The First Tee Board President Mike Ferguson with Executive Director Adrienne Fields. (J.T. Keith Photo)

Copyright © 2021 Roswell Daily Record

Golf is a metaphor for life, all that is good in life should be found in athletic competition. With only a few members in 2007, the First Tee program in Roswell has grown to an international organization with 180 chapters.

First Tee is a 501(c)(3) nonprofit organization that teaches life skills, core values and healthy habits through the game of golf. Sprinkled in are a little academics. Adrienne Fields became involved over 10 years ago when her husband, Crae Fields, and Larry Fields and Jerry Childress began the program.
Its nine core values of Honesty, Integrity, Sportsmanship, Respect, Confidence, Responsibility, Perseverance, Courtesy, and Judgment stand for what a young golfer should display on the golf course and in life.
Another golfer who has come through the program is Peyton Jones. Jones has achieved at a high level making it to the Junior World’s Golf Championship in Carlsbad, Calif., this year.
“We are so proud of Peyton,” said Adrienne Fields, executive director of The First Tee of Southeastern New Mexico. “He’s a wonderful young man.”
First Tee organization has grown so fast it has built The First Tee Learning Center at several different locations; New Mexico Military Institute, Ruidoso, Hobbs, Carlsbad, Lovington, and a summer camp.

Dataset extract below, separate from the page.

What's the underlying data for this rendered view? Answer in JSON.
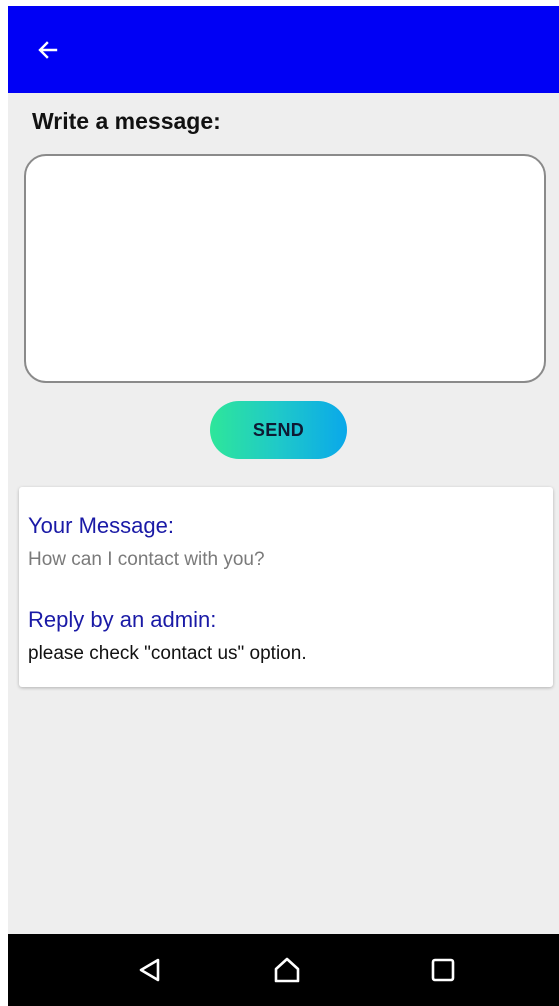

The program features classes in goal-setting, conflict management with students ranging from preschool to ages 17 to 18 years old. For beginners in golf, First Tee offers Starting New At Golf (SNAG) as they try to develop players mentally and appropriately in safe equipment for elementary school-aged kids, while incorporating the First Tee’s nine healthy habits.
As the golfers get older, they gradually are incorporated with professional instruction to set them up in success for such things as college recruitment and programs to play at Pebble Beach.
Gavan Jones, another golfer who is in the program, finished fourth at the 2017 Drive, Chip and Putt National Finals at Augusta National Golf Club.
“We want to create good golfers,” Fields said. “But at the end of the day, we want to enable them to be good human beings.”
The program tries to teach golf etiquette, course management, with overall preparation of the game of golf.
“We take a holistic approach toward the person, not just the golfer,” Fields said. “We really are looking forward to helping young people grow up to be the best they can be in all areas. If golf teaches that, it’s wonderful.”
The organization believes in making golf accessible to people from all walks of life. The program is not free, First Tee provides scholarships to anyone in need. The fall semester just started and will continue to accept new applications. With over 10,000 children in southeastern New Mexico, the program continues to grow.
“This whole area has such awesome golf,” Fields said.